To handle the backlog, the agency said it will need to prioritize inspections. “The uncertainty created by the COVID-19 pandemic means that FDA will continue to conduct most mission-critical inspections and prioritized surveillance inspections; however, inspections that do not meet these criteria may be postponed due to the pandemic.”

Companies deemed lower-risk could also go a longer time between being inspected by FDA. In its document, FDA said that “mission-critical inspections will continue to be prioritized going forward. Routine surveillance inspections will continue to be conducted; however, the agency will prioritize higher-tiered needs. Thus, a longer interval between inspections will occur for lower-tiered inspection assignments as the agency adjusts to the impact of the COVID-19 pandemic. This means that postponed inspections will be prioritized on risk and conducted over a longer period of time, ultimately increasing the amount of time between inspections of certain lower-risk facilities.”

Efficiency Will Be the Name of the Game

In her presentation, Welch said that FDA will be looking for ways to increase efficiency as it not only deals with the “backlog” of inspections but also looks for ways to be more streamlined when possible moving forward.

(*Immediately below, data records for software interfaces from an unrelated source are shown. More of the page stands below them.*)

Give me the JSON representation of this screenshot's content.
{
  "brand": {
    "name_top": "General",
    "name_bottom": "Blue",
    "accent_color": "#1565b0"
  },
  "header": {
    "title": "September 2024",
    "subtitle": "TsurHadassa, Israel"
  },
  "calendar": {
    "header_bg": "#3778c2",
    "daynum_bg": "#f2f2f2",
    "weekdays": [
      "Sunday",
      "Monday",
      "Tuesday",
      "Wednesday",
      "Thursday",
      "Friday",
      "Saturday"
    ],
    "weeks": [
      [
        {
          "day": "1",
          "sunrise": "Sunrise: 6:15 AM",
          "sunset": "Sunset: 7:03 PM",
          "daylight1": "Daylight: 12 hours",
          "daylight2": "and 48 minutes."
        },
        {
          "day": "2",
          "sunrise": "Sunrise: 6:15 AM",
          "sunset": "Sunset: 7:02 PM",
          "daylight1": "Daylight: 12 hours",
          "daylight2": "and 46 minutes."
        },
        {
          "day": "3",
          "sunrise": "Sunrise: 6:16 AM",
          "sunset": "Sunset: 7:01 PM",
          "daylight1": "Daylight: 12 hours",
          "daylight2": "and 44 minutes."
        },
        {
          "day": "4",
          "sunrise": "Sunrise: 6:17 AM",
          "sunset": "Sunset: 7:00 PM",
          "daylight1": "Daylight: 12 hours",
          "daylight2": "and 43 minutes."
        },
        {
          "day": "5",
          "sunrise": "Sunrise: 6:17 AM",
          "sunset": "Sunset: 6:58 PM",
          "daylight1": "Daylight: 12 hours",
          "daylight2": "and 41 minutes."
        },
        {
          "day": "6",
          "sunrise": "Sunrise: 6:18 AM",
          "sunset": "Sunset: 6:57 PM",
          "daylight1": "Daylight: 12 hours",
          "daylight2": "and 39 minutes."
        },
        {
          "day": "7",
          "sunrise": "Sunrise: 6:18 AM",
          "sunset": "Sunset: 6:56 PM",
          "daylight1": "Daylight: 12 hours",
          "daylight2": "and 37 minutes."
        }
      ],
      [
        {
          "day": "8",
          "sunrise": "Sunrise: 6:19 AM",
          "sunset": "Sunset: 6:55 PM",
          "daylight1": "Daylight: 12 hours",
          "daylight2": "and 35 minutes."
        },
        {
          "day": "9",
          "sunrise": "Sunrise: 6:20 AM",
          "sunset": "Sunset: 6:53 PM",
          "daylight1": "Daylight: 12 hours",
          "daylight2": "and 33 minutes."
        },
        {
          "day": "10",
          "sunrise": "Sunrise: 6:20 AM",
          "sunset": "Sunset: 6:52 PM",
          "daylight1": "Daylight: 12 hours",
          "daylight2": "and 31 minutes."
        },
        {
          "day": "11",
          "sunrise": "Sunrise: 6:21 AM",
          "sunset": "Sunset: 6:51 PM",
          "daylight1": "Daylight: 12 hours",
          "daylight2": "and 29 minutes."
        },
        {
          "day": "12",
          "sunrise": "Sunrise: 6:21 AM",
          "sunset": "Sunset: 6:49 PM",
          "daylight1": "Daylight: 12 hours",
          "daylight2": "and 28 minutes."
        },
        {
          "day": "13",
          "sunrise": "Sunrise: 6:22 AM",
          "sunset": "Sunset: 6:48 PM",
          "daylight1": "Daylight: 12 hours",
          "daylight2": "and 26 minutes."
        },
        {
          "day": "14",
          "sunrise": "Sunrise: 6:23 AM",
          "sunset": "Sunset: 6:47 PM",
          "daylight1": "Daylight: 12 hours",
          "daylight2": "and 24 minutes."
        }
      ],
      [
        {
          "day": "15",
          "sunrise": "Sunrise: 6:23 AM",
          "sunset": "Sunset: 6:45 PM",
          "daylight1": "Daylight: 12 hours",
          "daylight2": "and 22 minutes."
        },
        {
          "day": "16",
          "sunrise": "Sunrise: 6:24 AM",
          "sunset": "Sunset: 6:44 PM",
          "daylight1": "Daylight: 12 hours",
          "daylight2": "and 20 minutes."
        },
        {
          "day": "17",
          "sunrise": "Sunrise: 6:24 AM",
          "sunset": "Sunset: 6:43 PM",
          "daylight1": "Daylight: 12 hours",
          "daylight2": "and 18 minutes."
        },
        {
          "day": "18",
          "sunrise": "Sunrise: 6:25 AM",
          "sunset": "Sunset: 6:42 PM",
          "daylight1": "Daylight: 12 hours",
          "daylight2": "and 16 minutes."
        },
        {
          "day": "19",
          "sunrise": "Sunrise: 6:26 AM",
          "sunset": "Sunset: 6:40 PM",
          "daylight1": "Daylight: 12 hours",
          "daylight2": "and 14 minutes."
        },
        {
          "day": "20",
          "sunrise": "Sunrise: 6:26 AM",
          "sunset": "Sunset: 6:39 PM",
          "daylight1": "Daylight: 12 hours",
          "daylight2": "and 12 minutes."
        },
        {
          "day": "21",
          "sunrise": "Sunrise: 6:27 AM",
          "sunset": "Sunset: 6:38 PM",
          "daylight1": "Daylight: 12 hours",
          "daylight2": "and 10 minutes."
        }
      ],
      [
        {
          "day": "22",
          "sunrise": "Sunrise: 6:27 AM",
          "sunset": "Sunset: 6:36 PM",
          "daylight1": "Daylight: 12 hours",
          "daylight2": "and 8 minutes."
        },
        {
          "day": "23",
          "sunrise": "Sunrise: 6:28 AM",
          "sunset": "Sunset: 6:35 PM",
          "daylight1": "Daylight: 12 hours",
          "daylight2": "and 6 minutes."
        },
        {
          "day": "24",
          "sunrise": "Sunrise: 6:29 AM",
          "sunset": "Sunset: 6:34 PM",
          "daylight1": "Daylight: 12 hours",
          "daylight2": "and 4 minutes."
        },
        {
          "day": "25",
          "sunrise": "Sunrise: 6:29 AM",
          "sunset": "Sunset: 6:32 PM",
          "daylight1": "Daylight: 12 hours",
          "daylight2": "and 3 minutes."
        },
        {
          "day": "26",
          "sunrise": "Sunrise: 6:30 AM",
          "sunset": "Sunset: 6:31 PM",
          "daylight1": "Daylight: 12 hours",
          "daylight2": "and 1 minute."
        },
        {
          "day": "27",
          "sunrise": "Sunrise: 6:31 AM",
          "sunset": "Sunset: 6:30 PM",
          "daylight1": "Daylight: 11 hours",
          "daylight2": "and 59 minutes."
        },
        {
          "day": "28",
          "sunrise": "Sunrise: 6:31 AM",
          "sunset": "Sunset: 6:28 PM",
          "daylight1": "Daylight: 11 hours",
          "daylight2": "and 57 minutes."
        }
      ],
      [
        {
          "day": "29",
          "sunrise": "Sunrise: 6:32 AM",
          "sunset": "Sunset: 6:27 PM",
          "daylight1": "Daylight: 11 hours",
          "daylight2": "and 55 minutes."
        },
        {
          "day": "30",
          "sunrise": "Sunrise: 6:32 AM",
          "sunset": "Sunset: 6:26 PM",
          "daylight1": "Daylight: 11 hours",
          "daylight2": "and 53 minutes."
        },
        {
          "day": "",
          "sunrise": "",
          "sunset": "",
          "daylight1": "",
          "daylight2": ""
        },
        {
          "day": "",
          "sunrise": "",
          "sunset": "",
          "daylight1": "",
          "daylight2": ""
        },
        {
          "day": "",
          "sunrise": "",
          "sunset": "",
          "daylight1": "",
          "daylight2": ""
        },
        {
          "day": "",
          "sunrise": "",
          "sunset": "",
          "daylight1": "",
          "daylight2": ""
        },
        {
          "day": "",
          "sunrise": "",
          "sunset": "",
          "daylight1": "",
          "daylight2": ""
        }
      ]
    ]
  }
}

When asked whether practices like relying on remote inspections and focusing on risk-based areas will continue, she replied, “I think a lot of it will carry forward.”

She added: “Dietary supplements, of course, are foods, which fall under the FSMA mandate. The Food Safety Modernization Act has inspection mandates for food facilities. Every three to five years, you should be inspecting, [and] have a certain number of years to…inspect everyone. That’s going to be really hard, given 2020 and 2021. So, I think there’s a broader lens to look through as well: How can we be as efficient as possible? Which inspections do we need to prioritize? Which ones do we not need to prioritize? And there’s a whole lot that goes into that discussion. Thankfully, we have algorithms, we have the remote assessments, we have great people to look at that and figure out where is the best use of our inspectional resources as we are moving forward.”

When asked whether the agency has resumed unannounced inspections, Welch didn’t have a definitive answer. During the pandemic, she noted, “it was really in everyone’s best interest to preschedule them, which is outside of our process for domestic inspections. I believe that we are still in the posture of scheduling, unless for some reason we can’t do that—which I think we can all imagine a scenario or two when that happens.” But, she said, the issue of ramping up unannounced inspections is likely a topic of agency discussion.

In its document, FDA outlined two “best-case scenarios” for resuming inspections. The first would be an “immediate transition to standard operations” assuming “travel restrictions are lifted in all states and countries” and “no other emergency delays of prioritized work.” Under this scenario, FDA would have resumed standard operations this month, May 2021.

A more “gradual transition to standard operations” would see FDA “continuing progress toward resumption of standard operational levels by mid-summer 2021,” while still focusing on mission-critical and prioritized domestic inspections.

Of note, under either best-case scenario, FDA still estimates it would only be able to achieve a fraction of the domestic surveillance inspections it had planned for FY21.